By Liz Essley Whyte for the Center for Public Integrity. Despite massive losses for Democrats in races from the White House to governors’ offices Tuesday, those on the left celebrated some significant victories with state ballot measures. From marijuana to minimum wage to gun control laws, they won many key initiatives among the 162 statewide measures — part of a concerted plan put in motion more than a year ago to circumvent Republican-led legislatures and take policy questions directly to voters. Progressive advocates appeared to lose major healthcare initiatives in California and Colorado, however. The Center for Public Integrity tracked how those fighting over these measures shaped their messages with TV ads, typically an expensive yet far-reaching endeavor.
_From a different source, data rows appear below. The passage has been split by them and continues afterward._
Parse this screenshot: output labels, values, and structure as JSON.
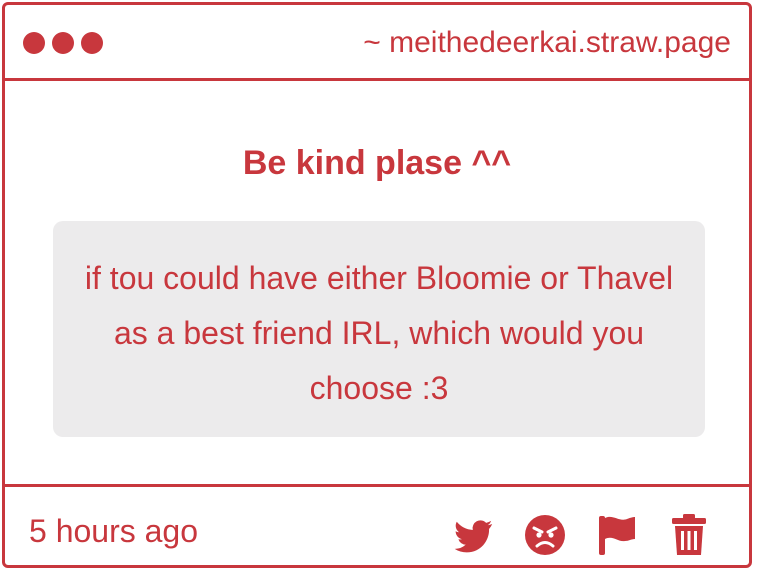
{
  "window": {
    "domain": "~ meithedeerkai.straw.page"
  },
  "main": {
    "heading": "Be kind plase ^^",
    "question": "if tou could have either Bloomie or Thavel as a best friend IRL, which would you choose :3"
  },
  "footer": {
    "timestamp": "5 hours ago",
    "actions": [
      "twitter-icon",
      "angry-face-icon",
      "flag-icon",
      "trash-icon"
    ]
  },
  "colors": {
    "accent": "#c8373d",
    "box_background": "#ecebec",
    "page_background": "#ffffff"
  }
}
Media tracker Kantar Media/CMAG estimates that more than $384 million was spent through Monday just to air TV ads about such measures this election.
By Alexander Reed Kelly for Truth Dig – Half of U.S. physicians are “disengaged, burned out, and demoralized and plan to either retire, cut back on work hours, or seek non-clinical roles,” reports MedPage Today, citing a new nationwide survey commissioned by The Physicians Foundation. “Many physicians are dissatisfied with the current state of the medical practice environment and they are opting out of traditional patient care roles,” said Walker Ray, MD, president of The Physicians Foundation, in remarks that appeared with the survey.
By Patrick Gillespie for CNN – Prices for medicine, doctor appointments and health insurance rose the most last month since 1984. The price increases come amid a broader debate about climbing health care costs and high premiums for Obamacare coverage. A recent report by Kaiser/HRET Employer Health Benefits forecasts that the average family health care plan will cost $18,142, up 3.4% from 2015. That’s faster than wage growth in America.
By Mark Almberg for PNHP – Zarr noted that since the ACA’s passage the number of uninsured has fallen by about 41 percent – from about 49 million people in 2010 to 29 million in 2015, with the largest gains among the poor, near-poor, and minorities. He said such gains “can only be welcomed, since research shows that having some kind of coverage is better than none.” But he said the Census Bureau report shows that new sign-ups dramatically slowed last year, with a decrease in the uninsured rate of only 1.3 percentage points from 2014.
By Samuel L. Dickman et al for PNHP – US medical spending growth slowed between 2004 and 2013. At the same time, many Americans faced rising copayments and deductibles, which may have particularly affected lower-income people. To explore whether the health spending slowdown affected all income groups equally, we divided the population into income quintiles. We then assessed trends in health expenditures by and on behalf of people in each quintile using twenty-two national surveys carried out between 1963 and 2012.
By Staff for Telesur. President Rafael Correa marks nine years in office Jan. 15, 2016, having overseen the transformation of Ecuador. It will be his last full year in power after his recent decision not to stand again. Correa will go down in history as one of the most successful Ecuadorean presidents. Ecuador before Correa was defined by its political and economic instability, with seven presidents forced out of office in a decade. Neoliberal measures applied by previous administrations left the country one of the poorest and least-developed in the region, but the government of Rafael Correa has undertaken a series of deep reforms, which have delivered remarkable changes for Ecuador’s long-excluded majority. President Rafael Correa said in 2014, “People must prevail over capital,” adding that politics is about whose interest governments serve: “Elites or the majority? Capital or humankind? The market or society? Policies and programs depend on who holds the balance of power.”
By Staff of Aljazeera – Thousands of junior doctors walked off the job Tuesday in England in a bitter dispute over pay and working conditions — the first such strike in 40 years. About 50,000 junior doctors — those who are training and have between one and 10 years of experience — were on strike for 24 hours protesting government plans to change pay and work schedules. The strike has forced the cancellation of about 4,000 operations and outpatient procedures. The striking doctors argue patients will be put at risk by the government’s policies, while the government says the National Health Service (NHS) needs more flexibility to deliver services on weekends.
By Richard Quinn for Hospitalist. A group of hospitalists in Oregon have formed what is believed to be the first hospitalist union in the country—but it may not be the last. Hospitalists at PeaceHealth Sacred Heart Medical Center locations in Springfield and Eugene, Ore., voted to form the union, dubbed Pacific Northwest Hospital Medicine Association, to have more say in patient care and working conditions there. Talk of unionizing started afterhospitalists objected to a recommendation by a PeaceHealth consultantthat their group’s employment model be outsourced and run by a national management firm rather than remain hospital-owned. “We really didn’t have much of a say other than all quitting, which we didn’t want to do because we like where we work,” says hospitalist and union spokesperson David Schwartz, MD. “We started talking about unionizing.”